“You complained that there were no communications,” Burrell said to Wilson. “People, let me tell you about some communications that we don’t get. I received phone calls from Realtors saying that the civic center is for sale. This building is for sale. Folks, the council is responsible for all of the real property in Fairhope. There was no communication with the council.”

Burrell went on to cite several other instances he’d heard the mayor was involved in or talking about while excluding the council.

Burrell’s comments set up the following exchange between him and the mayor:

WILSON: These are absolute, outright lies. Those are ideas and I said there was no way we’d ever do that. You’re the ones that’s spreading lies.

BURRELL: You didn’t see plans for this? You didn’t tell people that we were going to sell the civic center? I had a commercial Realtor call me because he wanted to know when we were selling the civic center. Are you calling him a liar?

MAYOR: These are all lies. Absolute lies. Discussing ideas is not making decisions.

Burrell added the city was trying to get a $10 million grant from the RESTORE Act council to improve city infrastructure, but none of the councilmen had received any communications or paperwork regarding the application.

As Burrell polled each of the councilmen, who in turn said they had seen nothing on the RESTORE Act grant, the mayor responded: “I’ve talked to every single one of you about it.”

“I guess we’re all five liars,” Burrell responded.

As for the mayor’s memo, each councilman disputed the claims they were directing city employees, arguing it was vital for employees to speak to them in order to decide policy for the city. Jay Robinson spoke first and each councilman agreed with his points.

“I read your comments and reasoning behind it and I respectfully disagree,” Robinson told Wilson. “What that memo does is takes away the council’s ability to get the information from the ground level and that’s really where most of it should come from.

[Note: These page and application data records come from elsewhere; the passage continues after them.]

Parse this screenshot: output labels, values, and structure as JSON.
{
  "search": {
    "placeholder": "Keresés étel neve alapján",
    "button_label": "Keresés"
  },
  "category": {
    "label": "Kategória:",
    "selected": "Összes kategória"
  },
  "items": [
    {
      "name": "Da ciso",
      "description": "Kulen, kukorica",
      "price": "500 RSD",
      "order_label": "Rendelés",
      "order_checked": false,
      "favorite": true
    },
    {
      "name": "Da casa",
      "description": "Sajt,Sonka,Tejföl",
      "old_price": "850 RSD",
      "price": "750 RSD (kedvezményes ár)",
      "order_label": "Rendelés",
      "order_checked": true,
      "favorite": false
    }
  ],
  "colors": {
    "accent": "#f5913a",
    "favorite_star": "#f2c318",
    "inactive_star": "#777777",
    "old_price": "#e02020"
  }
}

I have problems with it because it’s not a punishment to the council, it’s a burden to the employees and ultimately it’s going to be a burden to the citizens of Fairhope because they are the ones who are going to suffer from this.”

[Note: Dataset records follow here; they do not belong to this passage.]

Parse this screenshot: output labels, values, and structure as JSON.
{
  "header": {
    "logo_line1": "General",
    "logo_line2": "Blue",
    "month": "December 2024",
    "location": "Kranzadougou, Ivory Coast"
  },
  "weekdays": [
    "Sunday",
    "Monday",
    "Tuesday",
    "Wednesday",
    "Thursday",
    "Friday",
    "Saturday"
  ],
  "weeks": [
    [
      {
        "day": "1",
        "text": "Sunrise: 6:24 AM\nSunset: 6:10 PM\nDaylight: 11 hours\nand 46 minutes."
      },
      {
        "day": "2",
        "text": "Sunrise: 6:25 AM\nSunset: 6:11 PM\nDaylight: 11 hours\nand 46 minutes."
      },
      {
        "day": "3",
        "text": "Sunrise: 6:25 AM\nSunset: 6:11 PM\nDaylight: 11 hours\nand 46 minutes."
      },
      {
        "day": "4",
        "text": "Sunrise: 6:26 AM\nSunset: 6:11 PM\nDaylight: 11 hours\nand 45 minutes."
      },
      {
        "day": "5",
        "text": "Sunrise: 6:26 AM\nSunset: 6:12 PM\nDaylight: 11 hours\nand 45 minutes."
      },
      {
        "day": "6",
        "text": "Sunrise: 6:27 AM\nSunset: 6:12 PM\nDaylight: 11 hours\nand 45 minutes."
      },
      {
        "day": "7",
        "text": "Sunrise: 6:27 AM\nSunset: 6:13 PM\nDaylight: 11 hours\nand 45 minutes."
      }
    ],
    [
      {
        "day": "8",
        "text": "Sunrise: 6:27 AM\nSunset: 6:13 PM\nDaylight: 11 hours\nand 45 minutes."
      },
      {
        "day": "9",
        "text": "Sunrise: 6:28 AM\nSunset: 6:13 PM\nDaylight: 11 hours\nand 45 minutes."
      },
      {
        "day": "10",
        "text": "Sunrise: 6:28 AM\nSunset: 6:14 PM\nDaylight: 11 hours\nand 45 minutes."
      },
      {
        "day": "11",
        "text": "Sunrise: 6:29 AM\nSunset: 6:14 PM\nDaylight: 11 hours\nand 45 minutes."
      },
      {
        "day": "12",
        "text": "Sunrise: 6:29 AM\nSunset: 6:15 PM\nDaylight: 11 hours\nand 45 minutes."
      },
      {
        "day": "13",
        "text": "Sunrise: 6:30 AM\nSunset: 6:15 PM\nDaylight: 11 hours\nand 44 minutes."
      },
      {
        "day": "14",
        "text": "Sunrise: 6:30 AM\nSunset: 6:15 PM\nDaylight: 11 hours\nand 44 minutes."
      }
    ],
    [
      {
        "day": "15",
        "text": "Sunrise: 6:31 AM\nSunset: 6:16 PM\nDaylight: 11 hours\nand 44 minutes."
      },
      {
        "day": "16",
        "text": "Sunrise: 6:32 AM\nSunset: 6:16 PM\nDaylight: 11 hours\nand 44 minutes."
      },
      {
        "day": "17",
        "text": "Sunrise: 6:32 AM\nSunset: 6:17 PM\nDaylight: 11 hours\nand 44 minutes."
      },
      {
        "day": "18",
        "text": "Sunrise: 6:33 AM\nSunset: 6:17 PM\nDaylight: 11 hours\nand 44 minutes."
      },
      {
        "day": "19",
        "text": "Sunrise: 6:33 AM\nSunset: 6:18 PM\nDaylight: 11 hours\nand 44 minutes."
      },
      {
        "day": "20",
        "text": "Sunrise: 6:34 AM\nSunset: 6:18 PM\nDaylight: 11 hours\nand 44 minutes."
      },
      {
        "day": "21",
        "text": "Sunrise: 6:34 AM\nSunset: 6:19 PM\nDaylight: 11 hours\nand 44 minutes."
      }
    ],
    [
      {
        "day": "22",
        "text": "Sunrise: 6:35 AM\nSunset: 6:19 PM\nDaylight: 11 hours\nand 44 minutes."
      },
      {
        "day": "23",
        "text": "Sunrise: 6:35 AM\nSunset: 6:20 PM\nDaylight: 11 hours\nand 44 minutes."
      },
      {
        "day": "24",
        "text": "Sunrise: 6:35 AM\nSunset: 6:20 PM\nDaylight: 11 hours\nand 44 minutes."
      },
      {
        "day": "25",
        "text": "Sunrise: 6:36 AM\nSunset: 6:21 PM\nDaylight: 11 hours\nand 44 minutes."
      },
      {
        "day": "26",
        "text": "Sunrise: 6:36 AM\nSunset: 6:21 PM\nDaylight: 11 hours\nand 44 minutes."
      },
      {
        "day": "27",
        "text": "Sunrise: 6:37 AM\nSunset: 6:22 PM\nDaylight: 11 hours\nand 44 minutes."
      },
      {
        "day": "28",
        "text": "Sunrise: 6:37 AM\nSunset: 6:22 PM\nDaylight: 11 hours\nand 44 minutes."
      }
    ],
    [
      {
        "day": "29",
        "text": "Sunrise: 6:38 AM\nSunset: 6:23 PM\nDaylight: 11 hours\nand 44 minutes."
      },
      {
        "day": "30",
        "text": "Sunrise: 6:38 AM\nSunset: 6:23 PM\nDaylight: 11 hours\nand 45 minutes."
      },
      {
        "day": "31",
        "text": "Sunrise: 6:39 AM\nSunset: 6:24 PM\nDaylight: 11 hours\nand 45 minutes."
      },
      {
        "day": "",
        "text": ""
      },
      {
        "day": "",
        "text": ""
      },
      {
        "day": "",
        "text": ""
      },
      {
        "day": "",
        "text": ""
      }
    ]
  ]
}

Burrell, singled out by Wilson in the memo for his lack of communication with the mayor and employees, said no council members are telling city employees how to do their jobs. He went so far as to say he feels like he’s received calls enticing him to make decisions for city workers.

“I get tons and tons of phone calls from employees asking for clarification,” Burrell said. “I’m extremely careful. Sometimes I think I’m being set up to direct them.

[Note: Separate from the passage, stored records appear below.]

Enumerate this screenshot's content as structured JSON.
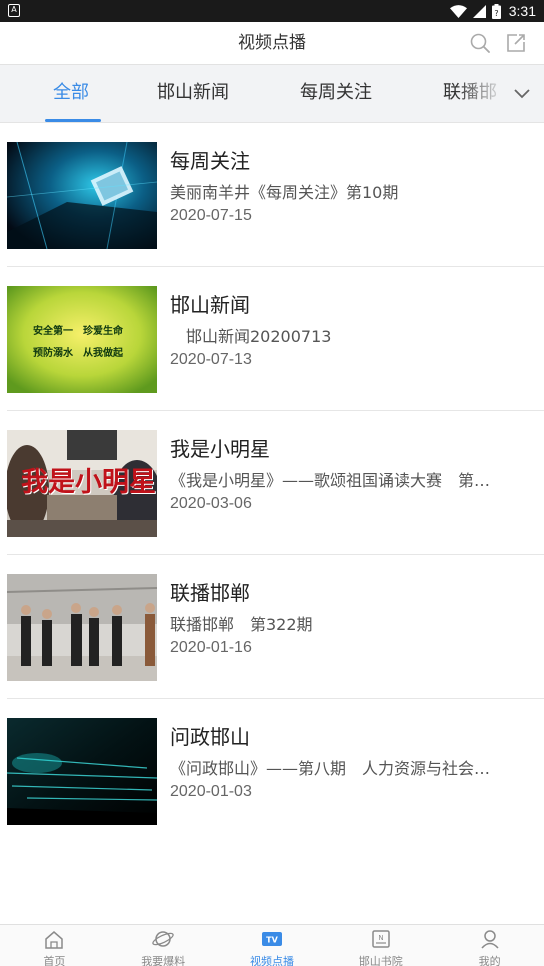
{
  "status_bar": {
    "time": "3:31",
    "left_icon_label": "A",
    "colors": {
      "background": "#1a1a1a",
      "foreground": "#ffffff"
    }
  },
  "header": {
    "title": "视频点播",
    "search_icon": "search-icon",
    "share_icon": "share-icon"
  },
  "tabs": {
    "items": [
      {
        "label": "全部",
        "active": true
      },
      {
        "label": "邯山新闻",
        "active": false
      },
      {
        "label": "每周关注",
        "active": false
      },
      {
        "label": "联播邯",
        "active": false
      }
    ],
    "more_icon": "chevron-down-icon",
    "accent_color": "#3a8be6"
  },
  "videos": [
    {
      "title": "每周关注",
      "desc": "美丽南羊井《每周关注》第10期",
      "date": "2020-07-15",
      "thumb_style": "abstract-blue"
    },
    {
      "title": "邯山新闻",
      "desc": "　邯山新闻20200713",
      "date": "2020-07-13",
      "thumb_style": "yellow-green-slogan",
      "thumb_text": [
        "安全第一　珍爱生命",
        "预防溺水　从我做起"
      ]
    },
    {
      "title": "我是小明星",
      "desc": "《我是小明星》——歌颂祖国诵读大赛　第…",
      "date": "2020-03-06",
      "thumb_style": "red-caption",
      "thumb_text": [
        "我是小明星"
      ]
    },
    {
      "title": "联播邯郸",
      "desc": "联播邯郸　第322期",
      "date": "2020-01-16",
      "thumb_style": "people-standing"
    },
    {
      "title": "问政邯山",
      "desc": "《问政邯山》——第八期　人力资源与社会…",
      "date": "2020-01-03",
      "thumb_style": "dark-teal-stage"
    }
  ],
  "bottom_nav": [
    {
      "label": "首页",
      "icon": "home-icon",
      "active": false
    },
    {
      "label": "我要爆料",
      "icon": "planet-icon",
      "active": false
    },
    {
      "label": "视频点播",
      "icon": "tv-icon",
      "active": true
    },
    {
      "label": "邯山书院",
      "icon": "book-icon",
      "active": false
    },
    {
      "label": "我的",
      "icon": "user-icon",
      "active": false
    }
  ]
}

“Despite what you read there is no directing of city employees on a day-to-day basis. I would ask the mayor to reconsider that policy.”

As for the budget amendment on raises, Wilson said she again wasn’t in the loop.

“In the 2018 budget I proposed to do a bucket for a merit increase,” Wilson said. “It is now on the agenda without any communication with me. It’s not what I proposed, there was no conversation or engagement on this to make the right decision that I believe would be right for our city employees.”

Burrell, again, disagreed. The council passed the amendment to give every employee a 2 percent raise and set aside funds to award employees who excel with a merit raise.

“You said you weren’t consulted on the raises and I think we came up with an outstanding compromise in that every city employee will get some sort of raise,” he said. “And some of them will get merit raises, and I think that was the intention.”

Another sticking point for Wilson was the memorandum of understanding between the city and the Fairhope Arts and Crafts Festival Foundation. The mayor wanted the item pulled from the agenda to have more discussion with the Eastern Shore Chamber of Commerce, whose role in the festival was diminished or eliminated.

Burrell interceded and told Wilson this was council discussion time, indicating she was speaking out of order.

“This is unbelievable,” the mayor said.

Lang Floyd of the festival foundation said there had been numerous discussions with all involved parties in recent months.

“I have to respectfully disagree with the mayor,” Floyd said. “The chamber has been engaged. They were at a roundtable discussion with the arts center, the downtown merchants, the foundation representatives. And the chamber had a representative there and said the chamber’s not going to be involved this year.”

Casey Gay Williams of the Eastern Shore Chamber agreed with Floyd’s assessment.

The council voted 5-0 to give the foundation sole ownership of the annual Fairhope Arts and Crafts Festival for 2018-2020, or three years. The 66th annual Arts and Crafts Festival returns March 16-18 to the streets of downtown Fairhope.